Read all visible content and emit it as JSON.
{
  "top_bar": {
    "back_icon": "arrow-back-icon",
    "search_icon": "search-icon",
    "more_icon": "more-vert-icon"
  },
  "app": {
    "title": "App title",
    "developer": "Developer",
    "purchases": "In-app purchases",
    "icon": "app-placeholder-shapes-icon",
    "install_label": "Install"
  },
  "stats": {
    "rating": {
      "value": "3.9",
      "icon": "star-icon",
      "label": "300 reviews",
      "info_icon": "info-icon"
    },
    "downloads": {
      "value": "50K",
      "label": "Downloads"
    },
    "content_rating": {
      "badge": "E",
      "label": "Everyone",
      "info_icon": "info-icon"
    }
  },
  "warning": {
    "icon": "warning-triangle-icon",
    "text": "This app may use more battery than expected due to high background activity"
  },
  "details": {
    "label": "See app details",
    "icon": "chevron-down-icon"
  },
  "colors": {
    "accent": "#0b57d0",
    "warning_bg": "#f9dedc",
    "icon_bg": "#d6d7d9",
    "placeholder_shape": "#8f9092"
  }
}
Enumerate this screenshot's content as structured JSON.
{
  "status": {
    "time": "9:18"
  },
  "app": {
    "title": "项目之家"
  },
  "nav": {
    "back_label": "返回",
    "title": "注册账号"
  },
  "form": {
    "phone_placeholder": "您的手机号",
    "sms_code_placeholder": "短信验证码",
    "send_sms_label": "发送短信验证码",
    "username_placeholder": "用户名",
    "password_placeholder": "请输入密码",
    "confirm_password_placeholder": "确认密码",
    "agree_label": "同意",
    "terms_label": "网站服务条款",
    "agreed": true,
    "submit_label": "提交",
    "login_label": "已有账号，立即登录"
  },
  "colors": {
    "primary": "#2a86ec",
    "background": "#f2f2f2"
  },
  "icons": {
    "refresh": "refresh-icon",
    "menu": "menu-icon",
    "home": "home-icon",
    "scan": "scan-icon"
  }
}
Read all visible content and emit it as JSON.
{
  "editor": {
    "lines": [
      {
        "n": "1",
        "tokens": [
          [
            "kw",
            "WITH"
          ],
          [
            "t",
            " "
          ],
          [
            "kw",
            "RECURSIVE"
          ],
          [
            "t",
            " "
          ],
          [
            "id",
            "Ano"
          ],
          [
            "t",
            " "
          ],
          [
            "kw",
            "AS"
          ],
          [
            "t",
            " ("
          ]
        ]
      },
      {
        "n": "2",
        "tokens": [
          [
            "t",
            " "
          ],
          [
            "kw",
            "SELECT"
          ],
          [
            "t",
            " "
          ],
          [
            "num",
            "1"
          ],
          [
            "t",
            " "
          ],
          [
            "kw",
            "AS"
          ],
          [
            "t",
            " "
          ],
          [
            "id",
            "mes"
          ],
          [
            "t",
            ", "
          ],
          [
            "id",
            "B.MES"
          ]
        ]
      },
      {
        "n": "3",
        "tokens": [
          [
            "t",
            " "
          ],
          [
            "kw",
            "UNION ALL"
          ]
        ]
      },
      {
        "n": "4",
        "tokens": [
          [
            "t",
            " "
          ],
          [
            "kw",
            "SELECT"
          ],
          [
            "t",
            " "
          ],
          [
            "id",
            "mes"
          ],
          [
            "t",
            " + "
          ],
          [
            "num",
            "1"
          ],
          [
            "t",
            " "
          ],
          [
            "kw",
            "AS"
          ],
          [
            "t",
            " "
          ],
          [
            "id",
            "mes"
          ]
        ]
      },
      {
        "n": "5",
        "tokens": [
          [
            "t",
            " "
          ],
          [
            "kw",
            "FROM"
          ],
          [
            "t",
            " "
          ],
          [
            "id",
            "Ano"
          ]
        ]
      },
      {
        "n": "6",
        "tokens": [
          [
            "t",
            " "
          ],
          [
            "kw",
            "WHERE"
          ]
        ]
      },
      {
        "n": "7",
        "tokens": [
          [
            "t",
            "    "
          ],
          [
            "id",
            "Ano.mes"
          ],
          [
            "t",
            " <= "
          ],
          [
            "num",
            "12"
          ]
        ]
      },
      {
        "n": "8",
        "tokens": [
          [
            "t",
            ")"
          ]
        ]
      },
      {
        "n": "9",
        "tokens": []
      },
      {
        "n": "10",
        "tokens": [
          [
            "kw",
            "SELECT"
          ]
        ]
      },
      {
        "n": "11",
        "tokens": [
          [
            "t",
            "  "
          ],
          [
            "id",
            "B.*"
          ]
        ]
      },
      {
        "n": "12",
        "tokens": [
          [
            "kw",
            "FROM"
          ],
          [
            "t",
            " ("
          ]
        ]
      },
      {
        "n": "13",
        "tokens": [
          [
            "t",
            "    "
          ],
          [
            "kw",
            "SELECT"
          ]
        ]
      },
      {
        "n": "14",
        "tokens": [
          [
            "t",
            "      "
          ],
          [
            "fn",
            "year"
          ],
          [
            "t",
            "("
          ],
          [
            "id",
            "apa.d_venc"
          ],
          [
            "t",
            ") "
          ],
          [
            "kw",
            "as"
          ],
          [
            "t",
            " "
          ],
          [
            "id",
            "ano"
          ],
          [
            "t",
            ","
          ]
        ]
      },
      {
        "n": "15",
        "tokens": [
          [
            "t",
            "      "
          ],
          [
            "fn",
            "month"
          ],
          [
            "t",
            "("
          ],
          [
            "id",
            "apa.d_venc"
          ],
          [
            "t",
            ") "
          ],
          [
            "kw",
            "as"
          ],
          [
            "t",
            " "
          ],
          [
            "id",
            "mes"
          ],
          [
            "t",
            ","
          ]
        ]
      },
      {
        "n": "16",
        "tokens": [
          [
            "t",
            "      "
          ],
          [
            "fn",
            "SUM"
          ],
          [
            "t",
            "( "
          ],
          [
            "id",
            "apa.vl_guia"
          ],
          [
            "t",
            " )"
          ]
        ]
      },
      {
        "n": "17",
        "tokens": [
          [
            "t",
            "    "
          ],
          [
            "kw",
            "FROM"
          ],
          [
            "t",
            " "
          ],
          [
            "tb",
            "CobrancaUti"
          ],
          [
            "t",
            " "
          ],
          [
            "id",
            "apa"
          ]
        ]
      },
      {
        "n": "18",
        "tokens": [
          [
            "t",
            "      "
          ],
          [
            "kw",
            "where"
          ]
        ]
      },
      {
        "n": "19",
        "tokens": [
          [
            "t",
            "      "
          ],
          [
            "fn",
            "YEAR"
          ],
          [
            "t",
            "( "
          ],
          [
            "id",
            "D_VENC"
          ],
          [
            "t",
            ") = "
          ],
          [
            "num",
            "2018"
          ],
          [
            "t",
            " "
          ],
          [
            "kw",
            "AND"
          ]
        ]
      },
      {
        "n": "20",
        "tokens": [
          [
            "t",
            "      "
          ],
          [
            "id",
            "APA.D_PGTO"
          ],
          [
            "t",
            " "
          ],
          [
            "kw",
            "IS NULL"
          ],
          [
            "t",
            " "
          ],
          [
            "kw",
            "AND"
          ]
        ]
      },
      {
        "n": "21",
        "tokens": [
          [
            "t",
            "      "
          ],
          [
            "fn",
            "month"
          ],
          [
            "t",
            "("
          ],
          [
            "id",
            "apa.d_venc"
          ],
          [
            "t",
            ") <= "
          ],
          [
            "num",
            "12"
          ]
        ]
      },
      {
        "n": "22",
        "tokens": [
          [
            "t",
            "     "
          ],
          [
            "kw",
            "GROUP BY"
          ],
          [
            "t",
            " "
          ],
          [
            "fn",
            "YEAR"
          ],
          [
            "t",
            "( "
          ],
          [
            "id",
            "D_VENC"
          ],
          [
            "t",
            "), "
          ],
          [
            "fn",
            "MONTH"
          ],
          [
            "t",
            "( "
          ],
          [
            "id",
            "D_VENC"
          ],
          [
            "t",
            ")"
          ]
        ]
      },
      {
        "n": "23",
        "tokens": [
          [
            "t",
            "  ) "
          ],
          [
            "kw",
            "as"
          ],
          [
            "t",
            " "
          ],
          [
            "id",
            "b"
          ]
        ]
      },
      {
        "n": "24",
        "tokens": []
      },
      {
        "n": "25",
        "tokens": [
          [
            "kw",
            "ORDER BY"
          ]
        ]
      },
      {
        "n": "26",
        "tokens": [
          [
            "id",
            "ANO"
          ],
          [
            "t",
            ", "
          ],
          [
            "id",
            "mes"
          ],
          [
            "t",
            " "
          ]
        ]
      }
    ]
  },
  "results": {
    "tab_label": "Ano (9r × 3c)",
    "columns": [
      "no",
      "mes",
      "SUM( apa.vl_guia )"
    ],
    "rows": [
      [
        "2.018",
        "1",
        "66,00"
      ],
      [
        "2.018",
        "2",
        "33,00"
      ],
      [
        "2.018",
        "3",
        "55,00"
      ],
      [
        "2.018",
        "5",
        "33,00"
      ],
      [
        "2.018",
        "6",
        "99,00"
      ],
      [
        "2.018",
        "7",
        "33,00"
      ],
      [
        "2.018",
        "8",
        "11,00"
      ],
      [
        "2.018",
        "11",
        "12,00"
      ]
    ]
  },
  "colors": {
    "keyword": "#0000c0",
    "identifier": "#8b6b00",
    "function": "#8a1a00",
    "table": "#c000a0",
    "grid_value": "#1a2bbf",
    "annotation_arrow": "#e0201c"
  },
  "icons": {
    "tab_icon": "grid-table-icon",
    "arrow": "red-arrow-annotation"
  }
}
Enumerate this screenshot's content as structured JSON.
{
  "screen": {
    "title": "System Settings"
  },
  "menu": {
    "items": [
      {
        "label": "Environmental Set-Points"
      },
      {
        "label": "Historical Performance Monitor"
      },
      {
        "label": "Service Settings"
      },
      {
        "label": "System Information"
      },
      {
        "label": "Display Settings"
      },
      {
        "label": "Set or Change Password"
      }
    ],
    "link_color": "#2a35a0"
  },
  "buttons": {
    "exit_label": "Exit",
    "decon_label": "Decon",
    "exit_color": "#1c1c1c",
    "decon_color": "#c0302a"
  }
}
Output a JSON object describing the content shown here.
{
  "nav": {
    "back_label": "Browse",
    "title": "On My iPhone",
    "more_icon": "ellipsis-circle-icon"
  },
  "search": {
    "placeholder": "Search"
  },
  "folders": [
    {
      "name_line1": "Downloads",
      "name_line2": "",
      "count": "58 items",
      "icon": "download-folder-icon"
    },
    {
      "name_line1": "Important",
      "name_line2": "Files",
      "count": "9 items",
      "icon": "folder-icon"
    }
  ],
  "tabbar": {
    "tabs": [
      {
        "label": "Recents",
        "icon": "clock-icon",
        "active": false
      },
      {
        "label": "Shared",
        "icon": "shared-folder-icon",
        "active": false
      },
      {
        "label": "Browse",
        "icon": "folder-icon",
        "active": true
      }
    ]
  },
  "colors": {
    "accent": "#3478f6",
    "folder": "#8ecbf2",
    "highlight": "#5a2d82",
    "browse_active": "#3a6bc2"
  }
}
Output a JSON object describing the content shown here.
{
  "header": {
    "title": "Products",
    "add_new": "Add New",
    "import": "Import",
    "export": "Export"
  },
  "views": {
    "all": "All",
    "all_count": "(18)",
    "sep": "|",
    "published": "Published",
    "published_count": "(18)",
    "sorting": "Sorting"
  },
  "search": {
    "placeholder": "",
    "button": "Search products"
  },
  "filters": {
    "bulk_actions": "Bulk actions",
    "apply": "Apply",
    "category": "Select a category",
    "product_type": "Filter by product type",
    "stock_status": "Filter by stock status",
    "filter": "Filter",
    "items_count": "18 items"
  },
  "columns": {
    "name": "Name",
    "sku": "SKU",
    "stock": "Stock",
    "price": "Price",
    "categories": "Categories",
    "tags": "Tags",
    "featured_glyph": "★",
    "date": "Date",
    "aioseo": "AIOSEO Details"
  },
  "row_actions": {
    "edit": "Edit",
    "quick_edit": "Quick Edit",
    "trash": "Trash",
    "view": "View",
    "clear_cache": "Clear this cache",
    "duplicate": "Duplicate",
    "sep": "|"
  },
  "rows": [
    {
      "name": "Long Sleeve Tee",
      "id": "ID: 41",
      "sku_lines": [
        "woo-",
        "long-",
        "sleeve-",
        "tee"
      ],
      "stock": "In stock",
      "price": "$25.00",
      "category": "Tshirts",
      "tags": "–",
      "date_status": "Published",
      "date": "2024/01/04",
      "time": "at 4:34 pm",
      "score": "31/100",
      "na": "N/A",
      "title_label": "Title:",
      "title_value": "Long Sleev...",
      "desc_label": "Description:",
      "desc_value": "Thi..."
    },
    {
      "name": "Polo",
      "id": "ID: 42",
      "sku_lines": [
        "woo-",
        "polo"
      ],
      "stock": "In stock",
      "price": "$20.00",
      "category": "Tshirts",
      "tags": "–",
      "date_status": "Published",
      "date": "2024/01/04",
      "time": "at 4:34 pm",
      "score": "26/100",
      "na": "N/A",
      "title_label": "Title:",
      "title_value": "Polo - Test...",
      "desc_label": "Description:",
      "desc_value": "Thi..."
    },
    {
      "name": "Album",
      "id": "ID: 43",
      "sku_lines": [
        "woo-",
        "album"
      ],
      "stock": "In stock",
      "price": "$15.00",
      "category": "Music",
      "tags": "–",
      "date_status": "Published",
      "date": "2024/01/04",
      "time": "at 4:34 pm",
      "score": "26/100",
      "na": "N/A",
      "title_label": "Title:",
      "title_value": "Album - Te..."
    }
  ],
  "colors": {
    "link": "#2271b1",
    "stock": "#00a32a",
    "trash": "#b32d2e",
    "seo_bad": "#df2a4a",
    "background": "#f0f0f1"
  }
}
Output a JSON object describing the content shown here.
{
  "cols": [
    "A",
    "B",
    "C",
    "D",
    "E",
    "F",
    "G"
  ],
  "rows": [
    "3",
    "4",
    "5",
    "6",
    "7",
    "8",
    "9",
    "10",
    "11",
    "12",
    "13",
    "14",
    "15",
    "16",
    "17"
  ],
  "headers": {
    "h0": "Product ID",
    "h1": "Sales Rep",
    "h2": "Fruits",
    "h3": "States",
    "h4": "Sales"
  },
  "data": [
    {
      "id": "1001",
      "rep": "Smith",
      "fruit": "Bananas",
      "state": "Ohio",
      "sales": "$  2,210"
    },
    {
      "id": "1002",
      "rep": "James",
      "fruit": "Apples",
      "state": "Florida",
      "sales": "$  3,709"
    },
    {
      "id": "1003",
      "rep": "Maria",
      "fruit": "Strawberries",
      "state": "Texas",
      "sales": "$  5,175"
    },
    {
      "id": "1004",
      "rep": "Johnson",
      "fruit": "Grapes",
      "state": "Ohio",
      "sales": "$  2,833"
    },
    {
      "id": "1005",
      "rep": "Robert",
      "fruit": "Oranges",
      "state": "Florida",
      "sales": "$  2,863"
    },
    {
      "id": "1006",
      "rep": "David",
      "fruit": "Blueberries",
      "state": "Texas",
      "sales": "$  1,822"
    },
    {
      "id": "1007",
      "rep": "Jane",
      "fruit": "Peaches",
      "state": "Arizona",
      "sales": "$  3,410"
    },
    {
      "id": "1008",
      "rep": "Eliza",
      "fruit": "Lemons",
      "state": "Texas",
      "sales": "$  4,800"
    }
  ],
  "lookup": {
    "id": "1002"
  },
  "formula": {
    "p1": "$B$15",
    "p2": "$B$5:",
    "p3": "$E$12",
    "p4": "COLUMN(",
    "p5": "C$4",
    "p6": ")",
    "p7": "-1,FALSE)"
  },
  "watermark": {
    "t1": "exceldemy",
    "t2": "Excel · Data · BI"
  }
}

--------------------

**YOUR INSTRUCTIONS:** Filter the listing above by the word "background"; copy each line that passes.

**RESULT OF THE TASK:**
    "text": "This app may use more battery than expected due to high background activity"
    "background": "#f2f2f2"
    "background": "#f0f0f1"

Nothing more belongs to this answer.